When Jesus was speared in the rib area of his side, just after His death, some blood and one or other of these fluids would have come out. It is not surprising that John‘s best description of the clear fluid he saw is "water". (Remember he was a fisherman -- not a Coronial Medical Examiner!)

The same friend who sparked this research, also pointed out the remarkable "type and antitype" parallel between the story of the creation of Eve and the death of Jesus on the Cross.

Genesis 2:21-22 tells how God caused Adam to fall into a DEEP SLEEP, before opening His chest to take one of his ribs to make Eve. That wound, received by Adam while "asleep", was the means by which God created Adam‘s bride.

For now, we will be brief about this aspect. However it isn‘t difficult to make a spiritual comparison between what happened to Adam, and the events of the crucifixion. The "deep sleep" of death, the wound in the rib cage area, and the shedding of some of Jesus‘ blood, all seem to have spiritual meanings which can be derived from prophesies about Jesus, and His own teaching in the Gospels.

What did Jesus mean? What was "finished"?

Put yourself there with Jesus for a moment. This was no "ordinary" crucifixion. He was not a criminal. He was there for a very unique special purpose. He was there to rescue US from the judgement we would otherwise face for OUR sins. And now, at the point of death, He KNEW, with absolute certainty, that He had done it! The unspeakable suffering of that day, was coming to its end. The ransom price for our pardon from our sins, was paid in full! "He bore our sins in His body on the tree". (1 Pet 2:24) "By His wounds we have been healed". What a moment that must have been! Exultation? Triumph? Jubilation? Ecstasy?

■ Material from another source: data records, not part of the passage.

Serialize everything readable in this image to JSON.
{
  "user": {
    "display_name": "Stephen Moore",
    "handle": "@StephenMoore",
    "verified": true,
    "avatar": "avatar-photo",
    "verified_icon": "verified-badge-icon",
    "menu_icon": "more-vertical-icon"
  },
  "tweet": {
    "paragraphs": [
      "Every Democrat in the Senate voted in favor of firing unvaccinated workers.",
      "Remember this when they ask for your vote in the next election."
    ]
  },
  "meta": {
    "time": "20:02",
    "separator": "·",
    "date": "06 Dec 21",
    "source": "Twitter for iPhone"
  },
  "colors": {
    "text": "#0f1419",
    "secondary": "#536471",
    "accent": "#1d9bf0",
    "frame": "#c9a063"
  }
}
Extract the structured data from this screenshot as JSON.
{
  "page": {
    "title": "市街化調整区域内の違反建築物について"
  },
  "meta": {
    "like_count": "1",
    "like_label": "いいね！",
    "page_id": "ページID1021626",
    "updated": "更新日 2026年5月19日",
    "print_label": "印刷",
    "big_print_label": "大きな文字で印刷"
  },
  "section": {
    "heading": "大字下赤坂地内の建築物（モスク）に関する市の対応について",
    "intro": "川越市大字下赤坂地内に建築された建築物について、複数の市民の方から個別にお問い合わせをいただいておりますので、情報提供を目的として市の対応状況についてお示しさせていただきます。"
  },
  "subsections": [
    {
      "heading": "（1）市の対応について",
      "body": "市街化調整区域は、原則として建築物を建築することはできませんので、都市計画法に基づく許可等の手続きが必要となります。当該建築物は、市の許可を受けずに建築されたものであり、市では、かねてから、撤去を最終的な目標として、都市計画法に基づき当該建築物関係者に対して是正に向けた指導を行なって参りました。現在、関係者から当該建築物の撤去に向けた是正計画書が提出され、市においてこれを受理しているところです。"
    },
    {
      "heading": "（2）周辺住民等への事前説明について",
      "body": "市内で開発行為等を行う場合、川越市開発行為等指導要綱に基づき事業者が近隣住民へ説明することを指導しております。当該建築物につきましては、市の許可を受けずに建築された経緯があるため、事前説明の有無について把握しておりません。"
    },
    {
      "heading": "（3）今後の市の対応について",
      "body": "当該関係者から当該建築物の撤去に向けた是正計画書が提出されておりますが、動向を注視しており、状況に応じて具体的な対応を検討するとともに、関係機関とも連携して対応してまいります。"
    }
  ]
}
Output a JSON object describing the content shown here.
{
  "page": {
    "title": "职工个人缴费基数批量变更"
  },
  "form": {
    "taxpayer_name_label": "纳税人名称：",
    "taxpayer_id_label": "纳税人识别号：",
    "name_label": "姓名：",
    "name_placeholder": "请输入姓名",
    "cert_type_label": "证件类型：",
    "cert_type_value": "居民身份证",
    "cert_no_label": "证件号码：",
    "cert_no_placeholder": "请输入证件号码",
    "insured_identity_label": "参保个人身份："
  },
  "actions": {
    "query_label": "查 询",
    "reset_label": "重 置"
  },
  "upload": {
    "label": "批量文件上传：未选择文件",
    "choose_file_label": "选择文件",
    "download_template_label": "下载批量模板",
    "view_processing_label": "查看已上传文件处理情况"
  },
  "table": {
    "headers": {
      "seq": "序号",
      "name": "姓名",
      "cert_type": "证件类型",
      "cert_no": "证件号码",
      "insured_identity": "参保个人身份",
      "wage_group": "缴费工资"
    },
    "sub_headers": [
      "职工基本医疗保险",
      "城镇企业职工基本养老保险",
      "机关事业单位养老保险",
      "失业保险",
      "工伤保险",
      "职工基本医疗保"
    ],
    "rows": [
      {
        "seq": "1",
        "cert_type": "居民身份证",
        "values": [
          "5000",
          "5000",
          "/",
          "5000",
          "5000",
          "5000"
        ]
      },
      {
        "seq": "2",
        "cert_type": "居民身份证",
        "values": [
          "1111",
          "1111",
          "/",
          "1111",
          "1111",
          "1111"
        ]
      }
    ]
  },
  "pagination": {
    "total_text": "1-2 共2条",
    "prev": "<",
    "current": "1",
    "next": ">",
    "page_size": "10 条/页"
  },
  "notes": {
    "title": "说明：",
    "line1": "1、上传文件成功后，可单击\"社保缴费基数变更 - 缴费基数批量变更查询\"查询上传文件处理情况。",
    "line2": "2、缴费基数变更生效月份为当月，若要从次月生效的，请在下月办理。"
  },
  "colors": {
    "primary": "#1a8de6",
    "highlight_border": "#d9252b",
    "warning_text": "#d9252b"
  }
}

There are not enough big words to describe it!

Can you begin to feel just a little of the overwhelming victor‘s triumph which must have resulted from that? It was in that almost indescribable awesome sense of exultation that, with His last dying breath, He let out that great triumphant shout of VICTORY! "It is finished"! (John 19:30) Then as Luke reports, He still had had just enough breath left to say "Father into thy hands I commit my spirit". (Luke 23:46) And then, Mark says, "He breathed His last" (Mark 15:37, 39 RSV)

By His selfless sacrifice of Himself, the way was opened for us to become Children of God and heirs of the Gospel promises. And if we are now already children, there is the thrilling promise of something even more wonderful. "When He appears we shall be like Him". (1 John 3:1-3)